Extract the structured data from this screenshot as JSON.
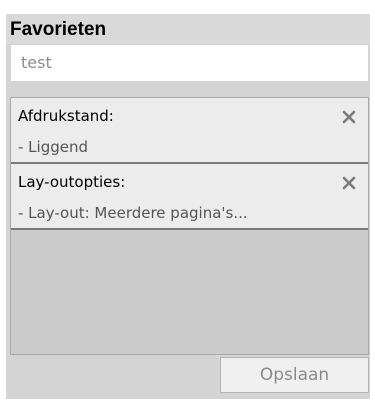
{
  "favorites": {
    "title": "Favorieten",
    "name_value": "test",
    "items": [
      {
        "label": "Afdrukstand:",
        "value": "- Liggend"
      },
      {
        "label": "Lay-outopties:",
        "value": "- Lay-out: Meerdere pagina's..."
      }
    ],
    "close_icon": "x-icon",
    "save_label": "Opslaan"
  },
  "colors": {
    "panel_bg": "#d4d4d4",
    "item_bg": "#ececec",
    "separator": "#7a7a7a",
    "placeholder_text": "#8c8c8c"
  }
}
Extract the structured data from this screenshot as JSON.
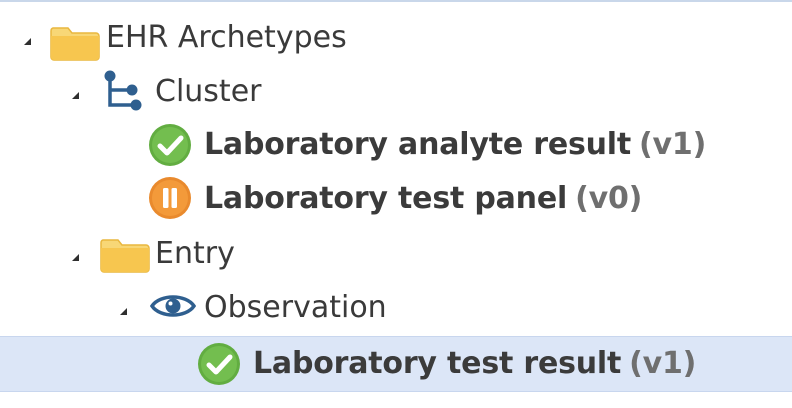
{
  "tree": {
    "root": {
      "label": "EHR Archetypes",
      "icon": "folder-icon",
      "expanded": true
    },
    "cluster": {
      "label": "Cluster",
      "icon": "hierarchy-icon",
      "expanded": true
    },
    "analyte": {
      "label": "Laboratory analyte result",
      "version": "(v1)",
      "status_icon": "checkmark-icon",
      "status_color": "#6ab04c"
    },
    "panel": {
      "label": "Laboratory test panel",
      "version": "(v0)",
      "status_icon": "pause-icon",
      "status_color": "#f39a3a"
    },
    "entry": {
      "label": "Entry",
      "icon": "folder-icon",
      "expanded": true
    },
    "observation": {
      "label": "Observation",
      "icon": "eye-icon",
      "expanded": true
    },
    "test_result": {
      "label": "Laboratory test result",
      "version": "(v1)",
      "status_icon": "checkmark-icon",
      "status_color": "#6ab04c",
      "selected": true
    }
  },
  "colors": {
    "folder": "#f7c64f",
    "hierarchy": "#2f5f8f",
    "eye": "#2f5f8f",
    "selection": "#dce6f7"
  }
}
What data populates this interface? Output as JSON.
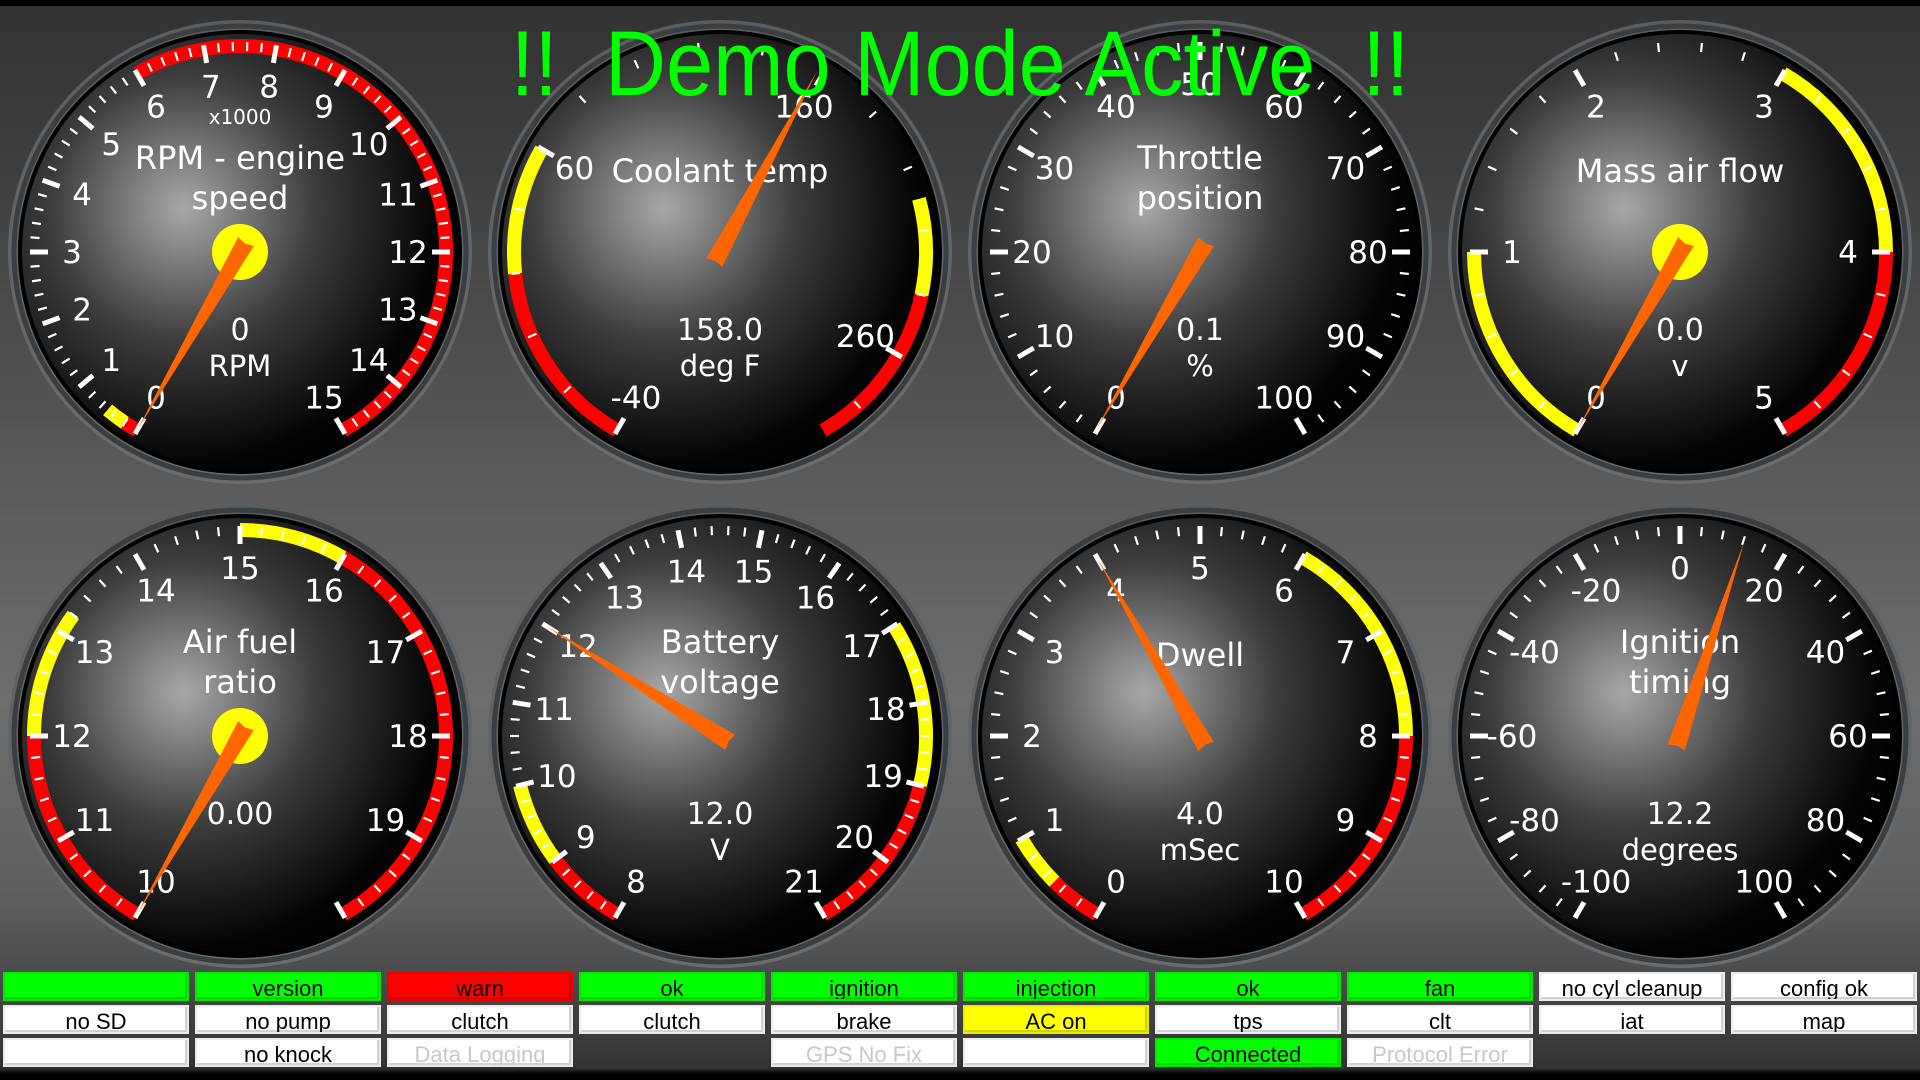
{
  "banner": "!!  Demo Mode Active  !!",
  "colors": {
    "banner": "#00ff00",
    "needle": "#ff6600",
    "zone_red": "#ff0000",
    "zone_yellow": "#ffff00",
    "status_green": "#00ff00",
    "status_red": "#ff0000",
    "status_yellow": "#ffff00",
    "status_white": "#ffffff"
  },
  "gauges": [
    {
      "id": "rpm",
      "title": [
        "RPM - engine",
        "speed"
      ],
      "multiplier": "x1000",
      "value": 0,
      "value_text": "0",
      "units": "RPM",
      "min": 0,
      "max": 15,
      "major_step": 1,
      "minor_per_major": 5,
      "labels": [
        0,
        1,
        2,
        3,
        4,
        5,
        6,
        7,
        8,
        9,
        10,
        11,
        12,
        13,
        14,
        15
      ],
      "hub": true,
      "zones": [
        {
          "from": 0,
          "to": 0.2,
          "color": "red"
        },
        {
          "from": 0.2,
          "to": 0.5,
          "color": "yellow"
        },
        {
          "from": 6,
          "to": 15,
          "color": "red"
        }
      ]
    },
    {
      "id": "coolant",
      "title": [
        "Coolant temp"
      ],
      "value": 158.0,
      "value_text": "158.0",
      "units": "deg F",
      "min": -40,
      "max": 293.3,
      "major_step": 100,
      "minor_per_major": 5,
      "labels": [
        -40,
        60,
        160,
        260
      ],
      "hub": false,
      "zones": [
        {
          "from": -40,
          "to": 20,
          "color": "red"
        },
        {
          "from": 20,
          "to": 60,
          "color": "yellow"
        },
        {
          "from": 210,
          "to": 240,
          "color": "yellow"
        },
        {
          "from": 240,
          "to": 293.3,
          "color": "red"
        }
      ]
    },
    {
      "id": "tps",
      "title": [
        "Throttle",
        "position"
      ],
      "value": 0.1,
      "value_text": "0.1",
      "units": "%",
      "min": 0,
      "max": 100,
      "major_step": 10,
      "minor_per_major": 5,
      "labels": [
        0,
        10,
        20,
        30,
        40,
        50,
        60,
        70,
        80,
        90,
        100
      ],
      "hub": false,
      "zones": []
    },
    {
      "id": "maf",
      "title": [
        "Mass air flow"
      ],
      "value": 0.0,
      "value_text": "0.0",
      "units": "v",
      "min": 0,
      "max": 5,
      "major_step": 1,
      "minor_per_major": 5,
      "labels": [
        0,
        1,
        2,
        3,
        4,
        5
      ],
      "hub": true,
      "zones": [
        {
          "from": 0,
          "to": 1,
          "color": "yellow"
        },
        {
          "from": 3,
          "to": 4,
          "color": "yellow"
        },
        {
          "from": 4,
          "to": 5,
          "color": "red"
        }
      ]
    },
    {
      "id": "afr",
      "title": [
        "Air fuel",
        "ratio"
      ],
      "value": 0.0,
      "value_text": "0.00",
      "units": "",
      "min": 10,
      "max": 20,
      "major_step": 1,
      "minor_per_major": 5,
      "labels": [
        10,
        11,
        12,
        13,
        14,
        15,
        16,
        17,
        18,
        19
      ],
      "hub": true,
      "zones": [
        {
          "from": 10,
          "to": 12,
          "color": "red"
        },
        {
          "from": 12,
          "to": 13.2,
          "color": "yellow"
        },
        {
          "from": 15,
          "to": 16,
          "color": "yellow"
        },
        {
          "from": 16,
          "to": 20,
          "color": "red"
        }
      ]
    },
    {
      "id": "vbatt",
      "title": [
        "Battery",
        "voltage"
      ],
      "value": 12.0,
      "value_text": "12.0",
      "units": "V",
      "min": 8,
      "max": 21,
      "major_step": 1,
      "minor_per_major": 5,
      "labels": [
        8,
        9,
        10,
        11,
        12,
        13,
        14,
        15,
        16,
        17,
        18,
        19,
        20,
        21
      ],
      "hub": false,
      "zones": [
        {
          "from": 8,
          "to": 9,
          "color": "red"
        },
        {
          "from": 9,
          "to": 10,
          "color": "yellow"
        },
        {
          "from": 17,
          "to": 19,
          "color": "yellow"
        },
        {
          "from": 19,
          "to": 21,
          "color": "red"
        }
      ]
    },
    {
      "id": "dwell",
      "title": [
        "Dwell"
      ],
      "value": 4.0,
      "value_text": "4.0",
      "units": "mSec",
      "min": 0,
      "max": 10,
      "major_step": 1,
      "minor_per_major": 5,
      "labels": [
        0,
        1,
        2,
        3,
        4,
        5,
        6,
        7,
        8,
        9,
        10
      ],
      "hub": false,
      "zones": [
        {
          "from": 0,
          "to": 0.5,
          "color": "red"
        },
        {
          "from": 0.5,
          "to": 1,
          "color": "yellow"
        },
        {
          "from": 6,
          "to": 8,
          "color": "yellow"
        },
        {
          "from": 8,
          "to": 10,
          "color": "red"
        }
      ]
    },
    {
      "id": "timing",
      "title": [
        "Ignition",
        "timing"
      ],
      "value": 12.2,
      "value_text": "12.2",
      "units": "degrees",
      "min": -100,
      "max": 100,
      "major_step": 20,
      "minor_per_major": 5,
      "labels": [
        -100,
        -80,
        -60,
        -40,
        -20,
        0,
        20,
        40,
        60,
        80,
        100
      ],
      "hub": false,
      "zones": []
    }
  ],
  "status_rows": [
    [
      {
        "label": "",
        "color": "green"
      },
      {
        "label": "version",
        "color": "green"
      },
      {
        "label": "warn",
        "color": "red"
      },
      {
        "label": "ok",
        "color": "green"
      },
      {
        "label": "ignition",
        "color": "green"
      },
      {
        "label": "injection",
        "color": "green"
      },
      {
        "label": "ok",
        "color": "green"
      },
      {
        "label": "fan",
        "color": "green"
      },
      {
        "label": "no cyl cleanup",
        "color": "white"
      },
      {
        "label": "config ok",
        "color": "white"
      }
    ],
    [
      {
        "label": "no SD",
        "color": "white"
      },
      {
        "label": "no pump",
        "color": "white"
      },
      {
        "label": "clutch",
        "color": "white"
      },
      {
        "label": "clutch",
        "color": "white"
      },
      {
        "label": "brake",
        "color": "white"
      },
      {
        "label": "AC on",
        "color": "yellow"
      },
      {
        "label": "tps",
        "color": "white"
      },
      {
        "label": "clt",
        "color": "white"
      },
      {
        "label": "iat",
        "color": "white"
      },
      {
        "label": "map",
        "color": "white"
      }
    ],
    [
      {
        "label": "",
        "color": "white"
      },
      {
        "label": "no knock",
        "color": "white"
      },
      {
        "label": "Data Logging",
        "color": "white",
        "dim": true
      },
      null,
      {
        "label": "GPS No Fix",
        "color": "white",
        "dim": true
      },
      {
        "label": "",
        "color": "white"
      },
      {
        "label": "Connected",
        "color": "green"
      },
      {
        "label": "Protocol Error",
        "color": "white",
        "dim": true
      },
      null,
      null
    ]
  ]
}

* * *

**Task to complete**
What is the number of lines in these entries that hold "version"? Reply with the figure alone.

**Task result**
4